The answer should be each line from the entries below that has the word "content" in it.

[[ Data under study open ]]

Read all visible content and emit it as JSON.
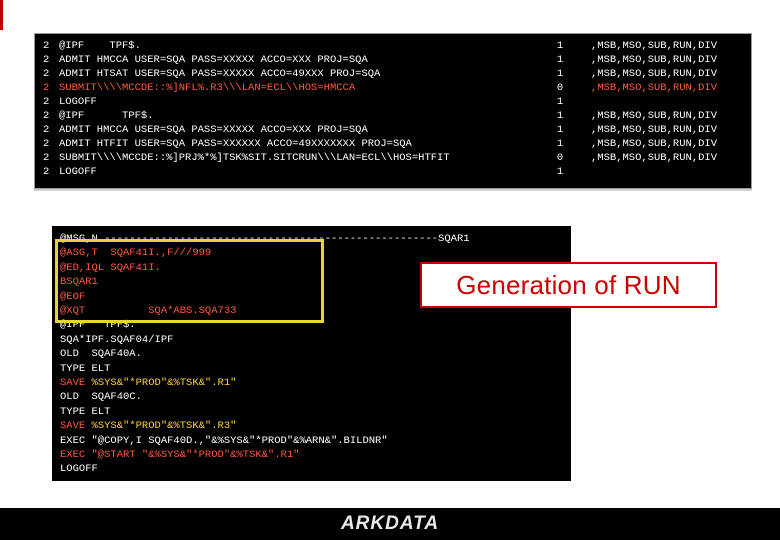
{
  "screen1": {
    "rows": [
      {
        "n": "2",
        "cmd": "@IPF    TPF$.",
        "num": "1",
        "flags": ",MSB,MSO,SUB,RUN,DIV",
        "alert": false
      },
      {
        "n": "2",
        "cmd": "ADMIT HMCCA USER=SQA PASS=XXXXX ACCO=XXX PROJ=SQA",
        "num": "1",
        "flags": ",MSB,MSO,SUB,RUN,DIV",
        "alert": false
      },
      {
        "n": "2",
        "cmd": "ADMIT HTSAT USER=SQA PASS=XXXXX ACCO=49XXX PROJ=SQA",
        "num": "1",
        "flags": ",MSB,MSO,SUB,RUN,DIV",
        "alert": false
      },
      {
        "n": "2",
        "cmd": "SUBMIT\\\\\\\\MCCDE::%]NFL%.R3\\\\\\LAN=ECL\\\\HOS=HMCCA",
        "num": "0",
        "flags": ",MSB,MSO,SUB,RUN,DIV",
        "alert": true
      },
      {
        "n": "2",
        "cmd": "LOGOFF",
        "num": "1",
        "flags": "",
        "alert": false
      },
      {
        "n": "2",
        "cmd": "@IPF      TPF$.",
        "num": "1",
        "flags": ",MSB,MSO,SUB,RUN,DIV",
        "alert": false
      },
      {
        "n": "2",
        "cmd": "ADMIT HMCCA USER=SQA PASS=XXXXX ACCO=XXX PROJ=SQA",
        "num": "1",
        "flags": ",MSB,MSO,SUB,RUN,DIV",
        "alert": false
      },
      {
        "n": "2",
        "cmd": "ADMIT HTFIT USER=SQA PASS=XXXXXX ACCO=49XXXXXXX PROJ=SQA",
        "num": "1",
        "flags": ",MSB,MSO,SUB,RUN,DIV",
        "alert": false
      },
      {
        "n": "2",
        "cmd": "SUBMIT\\\\\\\\MCCDE::%]PRJ%*%]TSK%SIT.SITCRUN\\\\\\LAN=ECL\\\\HOS=HTFIT",
        "num": "0",
        "flags": ",MSB,MSO,SUB,RUN,DIV",
        "alert": false
      },
      {
        "n": "2",
        "cmd": "LOGOFF",
        "num": "1",
        "flags": "",
        "alert": false
      }
    ]
  },
  "screen2": {
    "lines": [
      {
        "text": "@MSG,N -----------------------------------------------------SQAR1",
        "color": "w"
      },
      {
        "text": "@ASG,T  SQAF41I.,F///999",
        "color": "red"
      },
      {
        "text": "@ED,IQL SQAF41I.",
        "color": "red"
      },
      {
        "text": "BSQAR1",
        "color": "red"
      },
      {
        "text": "@EOF",
        "color": "red"
      },
      {
        "text": "@XQT          SQA*ABS.SQA733",
        "color": "red"
      },
      {
        "text": "@IPF   TPF$.",
        "color": "w"
      },
      {
        "text": "SQA*IPF.SQAF04/IPF",
        "color": "w"
      },
      {
        "text": "OLD  SQAF40A.",
        "color": "w"
      },
      {
        "text": "TYPE ELT",
        "color": "w"
      },
      {
        "pre": "SAVE ",
        "yel": "%SYS&\"*PROD\"&%TSK&\".R1\"",
        "color": "red"
      },
      {
        "text": "OLD  SQAF40C.",
        "color": "w"
      },
      {
        "text": "TYPE ELT",
        "color": "w"
      },
      {
        "pre": "SAVE ",
        "yel": "%SYS&\"*PROD\"&%TSK&\".R3\"",
        "color": "red"
      },
      {
        "text": "EXEC \"@COPY,I SQAF40D.,\"&%SYS&\"*PROD\"&%ARN&\".BILDNR\"",
        "color": "w"
      },
      {
        "text": "EXEC \"@START \"&%SYS&\"*PROD\"&%TSK&\".R1\"",
        "color": "red"
      },
      {
        "text": "LOGOFF",
        "color": "w"
      }
    ]
  },
  "banner": "Generation of RUN",
  "footer": {
    "logo": "ARKDATA"
  },
  "colors": {
    "alert": "#ff5a3c",
    "highlight": "#e6d53a",
    "banner": "#cc0000"
  }
}
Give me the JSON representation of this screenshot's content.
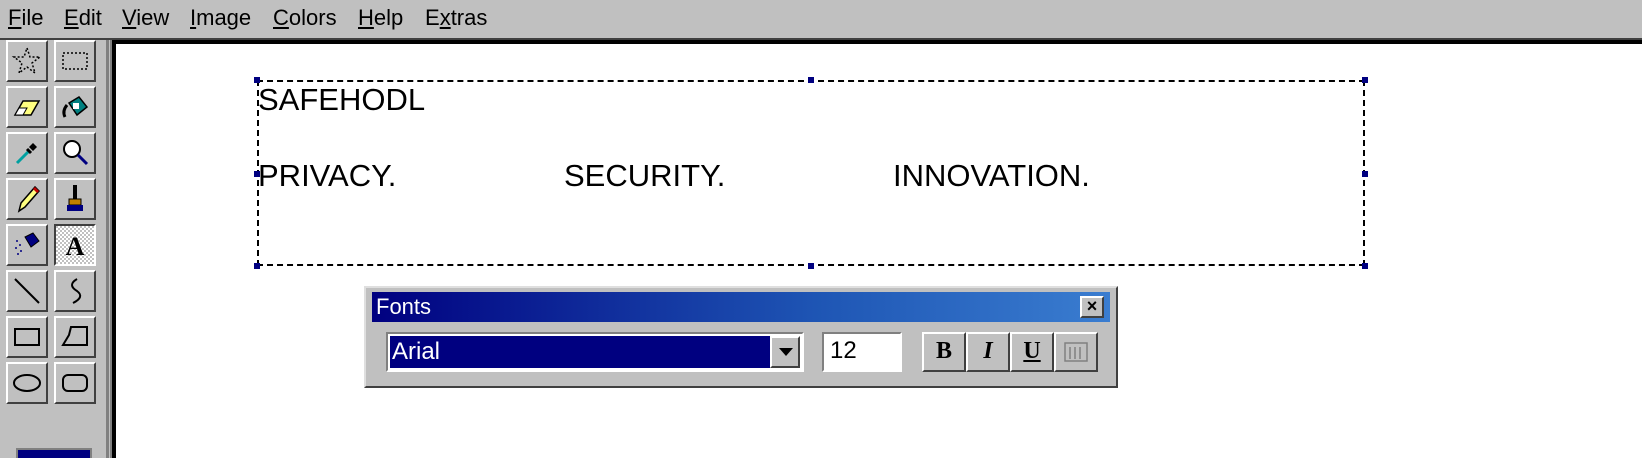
{
  "menu": [
    {
      "pre": "",
      "ul": "F",
      "post": "ile"
    },
    {
      "pre": "",
      "ul": "E",
      "post": "dit"
    },
    {
      "pre": "",
      "ul": "V",
      "post": "iew"
    },
    {
      "pre": "",
      "ul": "I",
      "post": "mage"
    },
    {
      "pre": "",
      "ul": "C",
      "post": "olors"
    },
    {
      "pre": "",
      "ul": "H",
      "post": "elp"
    },
    {
      "pre": "E",
      "ul": "x",
      "post": "tras"
    }
  ],
  "tools": [
    {
      "name": "free-form-select",
      "icon": "star-select-icon"
    },
    {
      "name": "rect-select",
      "icon": "rect-select-icon"
    },
    {
      "name": "eraser",
      "icon": "eraser-icon"
    },
    {
      "name": "fill",
      "icon": "fill-bucket-icon"
    },
    {
      "name": "pick-color",
      "icon": "eyedropper-icon"
    },
    {
      "name": "magnifier",
      "icon": "magnifier-icon"
    },
    {
      "name": "pencil",
      "icon": "pencil-icon"
    },
    {
      "name": "brush",
      "icon": "brush-icon"
    },
    {
      "name": "airbrush",
      "icon": "airbrush-icon"
    },
    {
      "name": "text",
      "icon": "text-icon",
      "active": true
    },
    {
      "name": "line",
      "icon": "line-icon"
    },
    {
      "name": "curve",
      "icon": "curve-icon"
    },
    {
      "name": "rectangle",
      "icon": "rectangle-icon"
    },
    {
      "name": "polygon",
      "icon": "polygon-icon"
    },
    {
      "name": "ellipse",
      "icon": "ellipse-icon"
    },
    {
      "name": "rounded-rectangle",
      "icon": "rounded-rect-icon"
    }
  ],
  "canvas": {
    "line1": "SAFEHODL",
    "word1": "PRIVACY.",
    "word2": "SECURITY.",
    "word3": "INNOVATION."
  },
  "fonts_toolbar": {
    "title": "Fonts",
    "close_label": "×",
    "font_name": "Arial",
    "font_size": "12",
    "bold_label": "B",
    "italic_label": "I",
    "underline_label": "U"
  },
  "colors": {
    "primary": "#000080",
    "background": "#c0c0c0"
  }
}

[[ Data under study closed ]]

• Exercise response:
Read all visible content and emit it as JSON.
Give me the JSON representation of this screenshot's content.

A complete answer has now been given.